• **Supplied records**:
^^^^^^^^
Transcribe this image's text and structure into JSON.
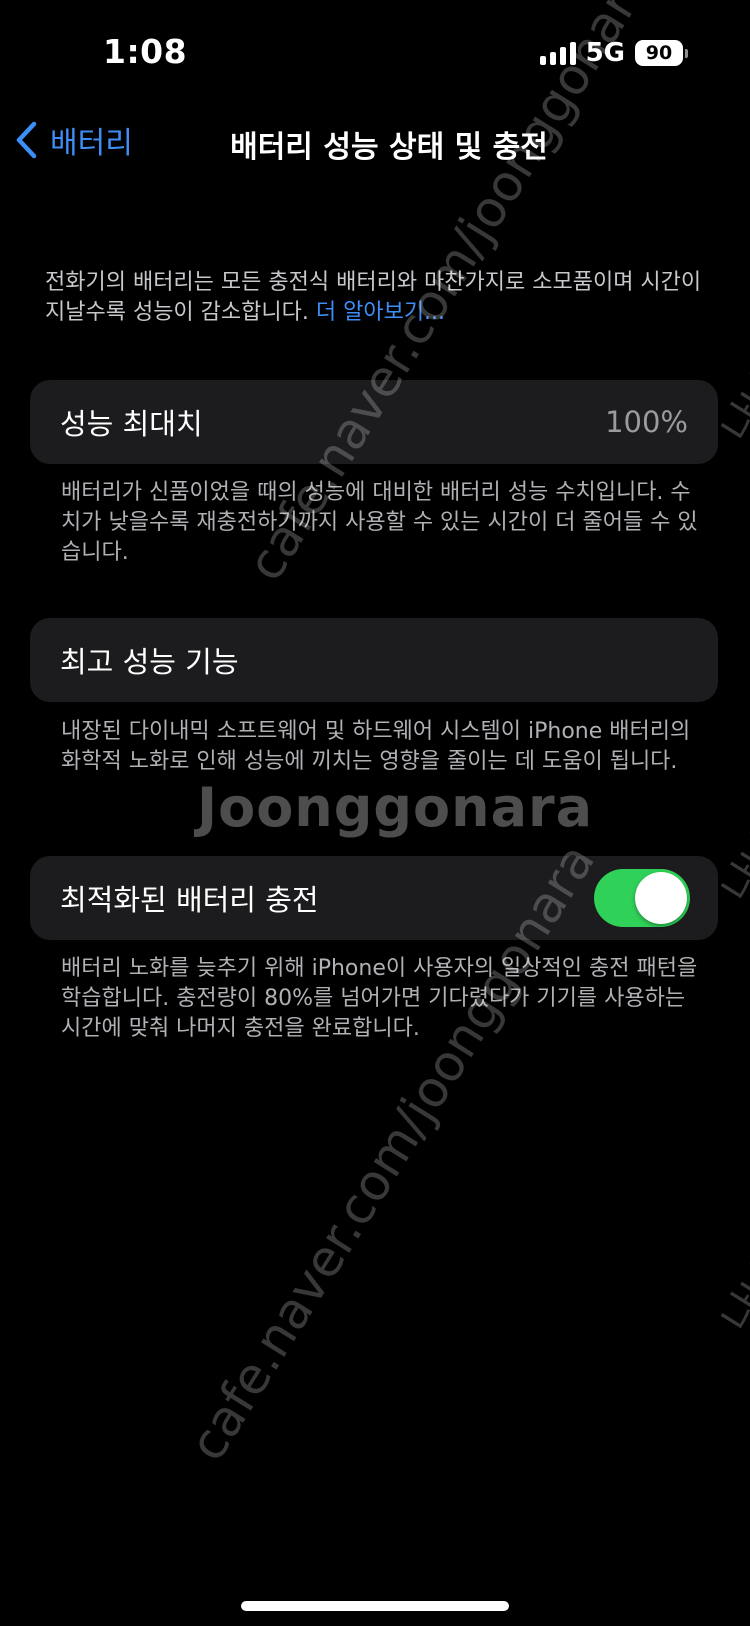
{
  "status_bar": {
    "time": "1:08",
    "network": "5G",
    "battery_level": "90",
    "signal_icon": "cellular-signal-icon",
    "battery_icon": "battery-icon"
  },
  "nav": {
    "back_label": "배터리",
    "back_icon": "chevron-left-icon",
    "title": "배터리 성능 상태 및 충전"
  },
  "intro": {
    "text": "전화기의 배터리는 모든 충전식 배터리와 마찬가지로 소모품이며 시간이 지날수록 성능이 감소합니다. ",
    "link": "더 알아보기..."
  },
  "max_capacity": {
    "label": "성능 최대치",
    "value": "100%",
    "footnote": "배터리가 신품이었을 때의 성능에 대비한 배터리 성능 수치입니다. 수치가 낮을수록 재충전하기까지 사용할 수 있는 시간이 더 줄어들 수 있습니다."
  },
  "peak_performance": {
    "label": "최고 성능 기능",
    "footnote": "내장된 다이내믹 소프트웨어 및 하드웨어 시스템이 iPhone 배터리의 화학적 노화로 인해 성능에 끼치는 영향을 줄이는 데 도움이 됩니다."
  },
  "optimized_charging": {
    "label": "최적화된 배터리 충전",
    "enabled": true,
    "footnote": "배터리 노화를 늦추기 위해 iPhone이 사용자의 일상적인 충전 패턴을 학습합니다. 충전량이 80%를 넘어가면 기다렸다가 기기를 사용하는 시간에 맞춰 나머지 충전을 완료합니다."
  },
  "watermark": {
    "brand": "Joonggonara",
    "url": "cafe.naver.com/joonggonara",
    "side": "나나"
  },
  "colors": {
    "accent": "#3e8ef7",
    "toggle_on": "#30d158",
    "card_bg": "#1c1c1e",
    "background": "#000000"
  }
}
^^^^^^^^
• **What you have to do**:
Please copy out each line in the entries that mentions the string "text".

• **Task result**:
Transcribe this image's text and structure into JSON.
    "text": "전화기의 배터리는 모든 충전식 배터리와 마찬가지로 소모품이며 시간이 지날수록 성능이 감소합니다. ",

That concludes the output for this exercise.